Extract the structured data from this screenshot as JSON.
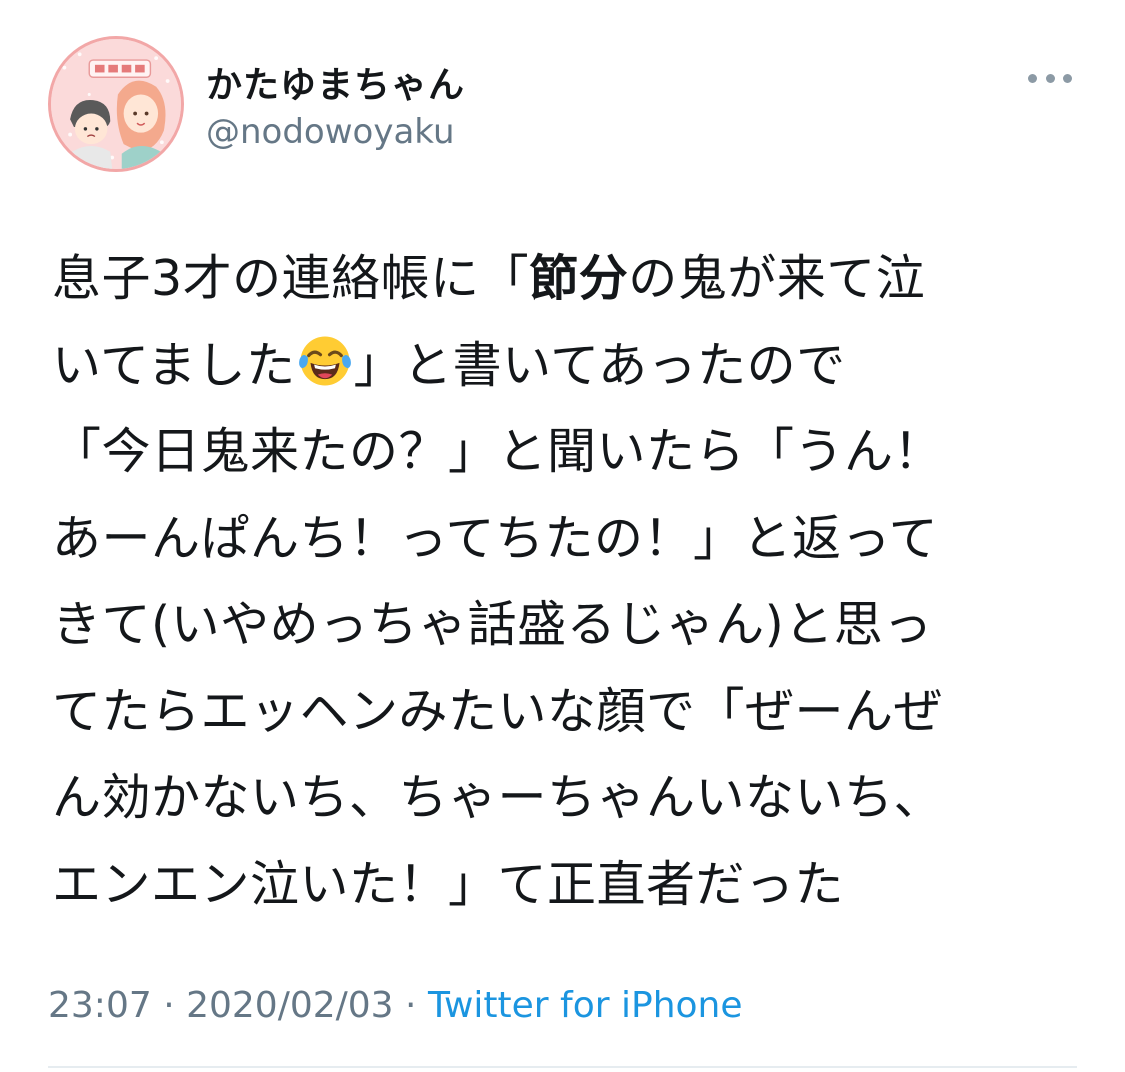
{
  "user": {
    "display_name": "かたゆまちゃん",
    "handle": "@nodowoyaku"
  },
  "tweet": {
    "lines": [
      {
        "parts": [
          {
            "text": "息子3才の連絡帳に「",
            "bold": false
          },
          {
            "text": "節分",
            "bold": true
          },
          {
            "text": "の鬼が来て泣",
            "bold": false
          }
        ]
      },
      {
        "parts": [
          {
            "text": "いてました",
            "bold": false
          },
          {
            "emoji": "face-with-tears-of-joy"
          },
          {
            "text": "」と書いてあったので",
            "bold": false
          }
        ]
      },
      {
        "parts": [
          {
            "text": "「今日鬼来たの？」と聞いたら「うん！",
            "bold": false
          }
        ]
      },
      {
        "parts": [
          {
            "text": "あーんぱんち！ってちたの！」と返って",
            "bold": false
          }
        ]
      },
      {
        "parts": [
          {
            "text": "きて(いやめっちゃ話盛るじゃん)と思っ",
            "bold": false
          }
        ]
      },
      {
        "parts": [
          {
            "text": "てたらエッヘンみたいな顔で「ぜーんぜ",
            "bold": false
          }
        ]
      },
      {
        "parts": [
          {
            "text": "ん効かないち、ちゃーちゃんいないち、",
            "bold": false
          }
        ]
      },
      {
        "parts": [
          {
            "text": "エンエン泣いた！」て正直者だった",
            "bold": false
          }
        ]
      }
    ]
  },
  "meta": {
    "time": "23:07",
    "separator1": " · ",
    "date": "2020/02/03",
    "separator2": " · ",
    "source": "Twitter for iPhone"
  },
  "icons": {
    "more": "more-horizontal-icon",
    "emoji": "face-with-tears-of-joy-emoji"
  },
  "colors": {
    "text": "#14171a",
    "secondary": "#657786",
    "link": "#1b95e0",
    "divider": "#e6ecf0"
  }
}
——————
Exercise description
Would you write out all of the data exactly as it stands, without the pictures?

Task result
Extract the structured data from this screenshot as JSON.
{
  "user": {
    "display_name": "かたゆまちゃん",
    "handle": "@nodowoyaku"
  },
  "tweet": {
    "lines": [
      {
        "parts": [
          {
            "text": "息子3才の連絡帳に「",
            "bold": false
          },
          {
            "text": "節分",
            "bold": true
          },
          {
            "text": "の鬼が来て泣",
            "bold": false
          }
        ]
      },
      {
        "parts": [
          {
            "text": "いてました",
            "bold": false
          },
          {
            "emoji": "face-with-tears-of-joy"
          },
          {
            "text": "」と書いてあったので",
            "bold": false
          }
        ]
      },
      {
        "parts": [
          {
            "text": "「今日鬼来たの？」と聞いたら「うん！",
            "bold": false
          }
        ]
      },
      {
        "parts": [
          {
            "text": "あーんぱんち！ってちたの！」と返って",
            "bold": false
          }
        ]
      },
      {
        "parts": [
          {
            "text": "きて(いやめっちゃ話盛るじゃん)と思っ",
            "bold": false
          }
        ]
      },
      {
        "parts": [
          {
            "text": "てたらエッヘンみたいな顔で「ぜーんぜ",
            "bold": false
          }
        ]
      },
      {
        "parts": [
          {
            "text": "ん効かないち、ちゃーちゃんいないち、",
            "bold": false
          }
        ]
      },
      {
        "parts": [
          {
            "text": "エンエン泣いた！」て正直者だった",
            "bold": false
          }
        ]
      }
    ]
  },
  "meta": {
    "time": "23:07",
    "separator1": " · ",
    "date": "2020/02/03",
    "separator2": " · ",
    "source": "Twitter for iPhone"
  },
  "icons": {
    "more": "more-horizontal-icon",
    "emoji": "face-with-tears-of-joy-emoji"
  },
  "colors": {
    "text": "#14171a",
    "secondary": "#657786",
    "link": "#1b95e0",
    "divider": "#e6ecf0"
  }
}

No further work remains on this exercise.